# [TASK DIRECTIONS]
Reproduce each line of the material precisely.

- Opening Delimiter -

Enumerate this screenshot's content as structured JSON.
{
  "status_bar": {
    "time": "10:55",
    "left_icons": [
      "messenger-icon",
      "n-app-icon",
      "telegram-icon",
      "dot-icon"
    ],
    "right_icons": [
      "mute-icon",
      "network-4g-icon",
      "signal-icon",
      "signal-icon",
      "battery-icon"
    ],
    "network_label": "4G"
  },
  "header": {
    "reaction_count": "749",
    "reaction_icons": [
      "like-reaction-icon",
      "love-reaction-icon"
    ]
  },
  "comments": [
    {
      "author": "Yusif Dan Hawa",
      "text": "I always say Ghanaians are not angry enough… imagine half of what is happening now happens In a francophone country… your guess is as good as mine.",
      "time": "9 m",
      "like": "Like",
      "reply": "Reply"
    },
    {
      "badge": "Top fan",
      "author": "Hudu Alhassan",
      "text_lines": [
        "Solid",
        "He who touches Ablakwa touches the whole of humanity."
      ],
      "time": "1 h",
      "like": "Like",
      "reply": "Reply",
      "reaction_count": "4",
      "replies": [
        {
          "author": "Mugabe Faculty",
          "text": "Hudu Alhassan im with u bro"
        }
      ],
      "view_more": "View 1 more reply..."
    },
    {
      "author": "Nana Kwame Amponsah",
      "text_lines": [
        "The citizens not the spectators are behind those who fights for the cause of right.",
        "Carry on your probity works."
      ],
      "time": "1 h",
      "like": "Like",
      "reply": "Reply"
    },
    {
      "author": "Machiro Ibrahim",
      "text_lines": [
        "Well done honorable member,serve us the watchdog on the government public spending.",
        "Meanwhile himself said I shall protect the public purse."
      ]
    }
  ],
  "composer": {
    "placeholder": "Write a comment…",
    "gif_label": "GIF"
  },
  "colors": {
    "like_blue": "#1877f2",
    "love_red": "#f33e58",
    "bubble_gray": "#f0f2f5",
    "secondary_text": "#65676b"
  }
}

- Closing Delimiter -

# [WRITTEN ANSWER]
Enumerate this screenshot's content as structured JSON.
{
  "status_bar": {
    "time": "10:55",
    "left_icons": [
      "messenger-icon",
      "n-app-icon",
      "telegram-icon",
      "dot-icon"
    ],
    "right_icons": [
      "mute-icon",
      "network-4g-icon",
      "signal-icon",
      "signal-icon",
      "battery-icon"
    ],
    "network_label": "4G"
  },
  "header": {
    "reaction_count": "749",
    "reaction_icons": [
      "like-reaction-icon",
      "love-reaction-icon"
    ]
  },
  "comments": [
    {
      "author": "Yusif Dan Hawa",
      "text": "I always say Ghanaians are not angry enough… imagine half of what is happening now happens In a francophone country… your guess is as good as mine.",
      "time": "9 m",
      "like": "Like",
      "reply": "Reply"
    },
    {
      "badge": "Top fan",
      "author": "Hudu Alhassan",
      "text_lines": [
        "Solid",
        "He who touches Ablakwa touches the whole of humanity."
      ],
      "time": "1 h",
      "like": "Like",
      "reply": "Reply",
      "reaction_count": "4",
      "replies": [
        {
          "author": "Mugabe Faculty",
          "text": "Hudu Alhassan im with u bro"
        }
      ],
      "view_more": "View 1 more reply..."
    },
    {
      "author": "Nana Kwame Amponsah",
      "text_lines": [
        "The citizens not the spectators are behind those who fights for the cause of right.",
        "Carry on your probity works."
      ],
      "time": "1 h",
      "like": "Like",
      "reply": "Reply"
    },
    {
      "author": "Machiro Ibrahim",
      "text_lines": [
        "Well done honorable member,serve us the watchdog on the government public spending.",
        "Meanwhile himself said I shall protect the public purse."
      ]
    }
  ],
  "composer": {
    "placeholder": "Write a comment…",
    "gif_label": "GIF"
  },
  "colors": {
    "like_blue": "#1877f2",
    "love_red": "#f33e58",
    "bubble_gray": "#f0f2f5",
    "secondary_text": "#65676b"
  }
}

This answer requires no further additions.